Records from a collection
· · · ·
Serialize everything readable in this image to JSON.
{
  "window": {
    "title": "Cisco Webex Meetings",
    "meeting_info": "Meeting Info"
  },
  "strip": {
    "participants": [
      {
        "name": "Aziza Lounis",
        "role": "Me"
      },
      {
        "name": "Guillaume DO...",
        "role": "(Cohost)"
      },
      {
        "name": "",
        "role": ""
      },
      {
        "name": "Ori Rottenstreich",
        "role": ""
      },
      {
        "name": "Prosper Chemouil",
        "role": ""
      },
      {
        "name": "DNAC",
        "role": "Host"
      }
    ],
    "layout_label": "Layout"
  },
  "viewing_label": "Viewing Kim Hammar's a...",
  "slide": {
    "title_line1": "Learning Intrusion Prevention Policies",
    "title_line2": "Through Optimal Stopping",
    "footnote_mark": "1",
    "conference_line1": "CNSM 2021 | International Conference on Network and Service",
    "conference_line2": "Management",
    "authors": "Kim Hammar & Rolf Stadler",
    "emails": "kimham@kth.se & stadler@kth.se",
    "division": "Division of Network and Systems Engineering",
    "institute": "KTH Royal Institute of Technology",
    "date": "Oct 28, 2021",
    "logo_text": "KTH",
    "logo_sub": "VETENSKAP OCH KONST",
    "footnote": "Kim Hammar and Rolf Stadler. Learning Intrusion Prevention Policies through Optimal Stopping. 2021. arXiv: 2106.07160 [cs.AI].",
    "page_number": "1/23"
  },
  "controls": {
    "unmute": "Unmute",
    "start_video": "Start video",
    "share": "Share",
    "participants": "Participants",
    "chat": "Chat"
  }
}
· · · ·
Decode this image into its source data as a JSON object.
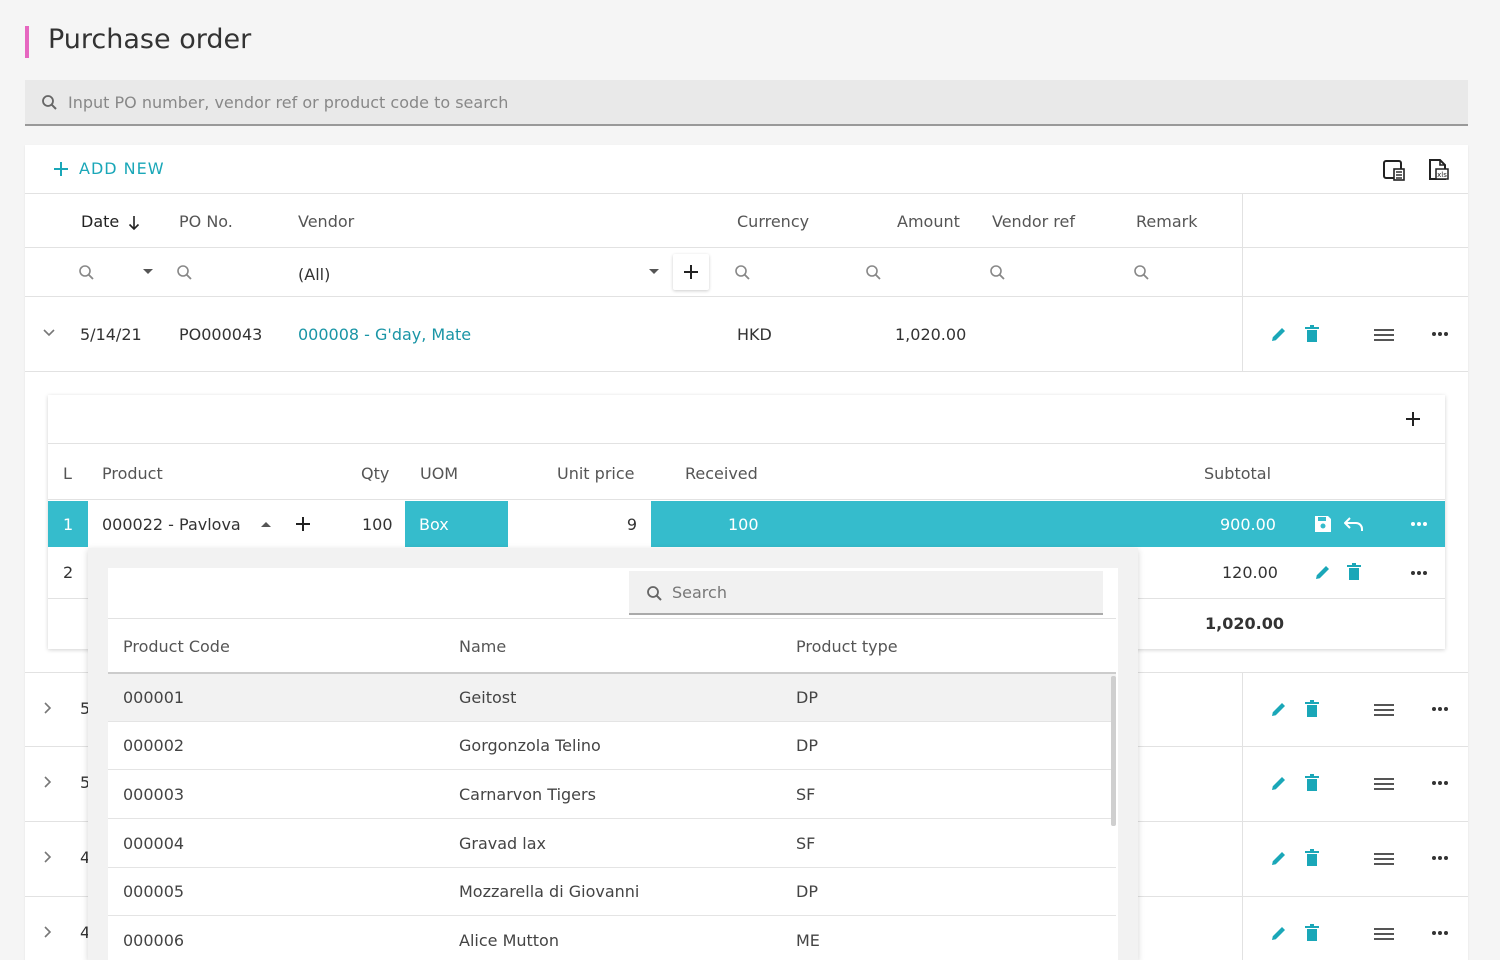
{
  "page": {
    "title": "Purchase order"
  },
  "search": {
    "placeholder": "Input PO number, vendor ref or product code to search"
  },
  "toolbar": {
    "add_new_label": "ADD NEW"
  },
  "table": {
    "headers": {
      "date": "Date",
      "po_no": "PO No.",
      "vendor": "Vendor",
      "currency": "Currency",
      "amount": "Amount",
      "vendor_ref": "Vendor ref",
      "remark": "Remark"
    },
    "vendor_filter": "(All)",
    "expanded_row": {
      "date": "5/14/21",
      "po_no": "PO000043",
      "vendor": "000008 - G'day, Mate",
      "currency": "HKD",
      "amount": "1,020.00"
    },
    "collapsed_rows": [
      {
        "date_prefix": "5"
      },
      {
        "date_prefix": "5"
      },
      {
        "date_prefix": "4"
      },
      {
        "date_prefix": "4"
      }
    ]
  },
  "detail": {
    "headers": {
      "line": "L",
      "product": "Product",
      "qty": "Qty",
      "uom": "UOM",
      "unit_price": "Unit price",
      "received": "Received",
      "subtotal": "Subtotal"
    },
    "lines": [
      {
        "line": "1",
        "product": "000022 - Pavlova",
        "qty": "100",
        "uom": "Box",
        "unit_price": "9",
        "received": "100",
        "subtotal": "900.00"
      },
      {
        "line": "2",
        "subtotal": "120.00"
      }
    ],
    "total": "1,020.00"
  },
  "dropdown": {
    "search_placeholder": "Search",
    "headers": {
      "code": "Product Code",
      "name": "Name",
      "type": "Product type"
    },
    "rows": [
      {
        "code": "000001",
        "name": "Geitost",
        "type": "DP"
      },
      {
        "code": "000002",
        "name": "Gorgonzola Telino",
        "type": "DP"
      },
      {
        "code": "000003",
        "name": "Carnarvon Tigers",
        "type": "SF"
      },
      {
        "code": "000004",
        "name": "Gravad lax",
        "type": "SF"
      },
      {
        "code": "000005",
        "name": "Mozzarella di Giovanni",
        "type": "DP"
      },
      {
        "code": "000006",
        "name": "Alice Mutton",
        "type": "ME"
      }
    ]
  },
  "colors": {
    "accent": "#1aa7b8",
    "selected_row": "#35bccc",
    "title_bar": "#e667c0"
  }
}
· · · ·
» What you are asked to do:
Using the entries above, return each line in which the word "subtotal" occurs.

» Your solution:
      "subtotal": "Subtotal"
        "subtotal": "900.00"
        "subtotal": "120.00"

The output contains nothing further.